Tell yourself it is going to be OK and try to believe it.  That is what I am going to do anyhow.

Everything’s Gonna Be Alright

Life is Heavy

Foot check time!Crushed rock, pea gravel, pavers, paver sand, tipi poles, mulch in wheelbarrows, mulch in bags, mulch in buckets, lumber, logs, trees, cinder blocks, duck feet, new jobs, marriage, physical health, mental health, politics, the environment.  Life is heavy.

Since our journey began with one another, Perriee and I have had some heavy moments.  We have moved tons of those items (literally, at least two tons) listed above from the top of the trail to the tipi spot.  We have probably walked miles doing it too. Duck feet and new jobs don’t weigh a lot, but those are some things that can weigh heavy on the mind.  Those things, although not tangible, can be the most exhausting to carry around with us.

When I am moving a bag of mulch, I can stop and take a breath, contract my abs, and slowly bend at the knees to pick it up.  Then I take it to its destination, always focusing on my core, I bend at the knees again and gently lay it down. I know exactly what steps to take to accomplish my goal and I feel stronger for having done it when I am done.  


On the other hand, when we have things weighing on our minds, it can be so difficult to trust ourselves with the steps we need to take to deliver those items to their destination.  Myself, at least, I can second guess myself. I panic when I don’t know the steps I need to take to fix the problem. I wear out my “mental back” by carelessly lugging these things around.  I must learn how to pick them up carefully to put them down when they become too heavy to bear.

When I am carrying something super heavy from one place to the next, like a bag of gravel, for example, and I need a break, I will stop, put it down, and take a breath.  When I am ready to resume, I pick it back up and keep going. I never feel guilty for needing to do that. I should allow myself to play by those rules in all aspects of my life.  


Try to put down one heavy item that has been weighing on your mind.  Tell yourself, it is ok to take a break. You can revisit it in a week and see if you are ready to pick it back up.  Maybe you will find it isn’t even worth it.

About the duck feet, I am so uber paranoid about the ducks getting bumblefoot and noticed a tiny spot or two on the girls’ feet.  I really beat myself up about it and we did take a lot of action. We threw down some pine needle straw in the yard, took out most of the pavers that were out there, and brought in a walnut branch from the walnut tree.  In their pen, Perriee hung a rain barrier (shower curtain), and we added pea gravel to the spot where we will put their drinking water in their run. On top of it all, a friend did a little research and said they might need more pool time.  

Enter….the waterbed!
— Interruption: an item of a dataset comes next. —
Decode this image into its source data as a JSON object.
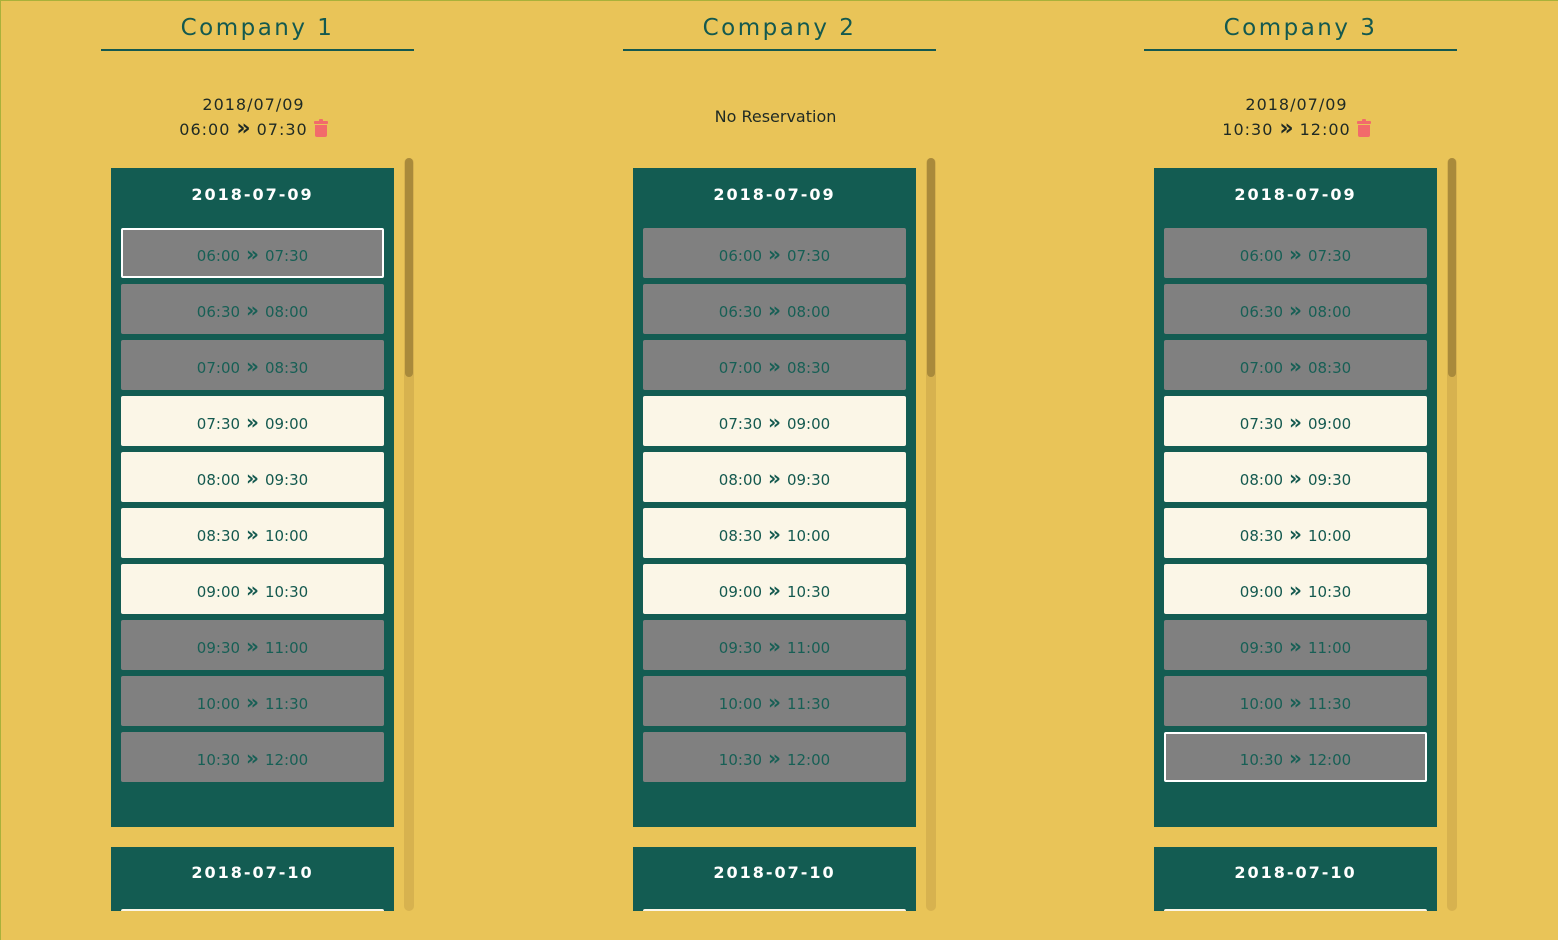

We went to Meijer on our way home from Cleveland (hence the pic of Lake Erie) on Saturday night and dreamed up the design.  Complete with the pieces from the hardware store, we crafted a pretty neat pool that their feet don’t touch the bottom of, and they get to keep it all day long.  They really enjoy it too. Thanks for the inspiration E!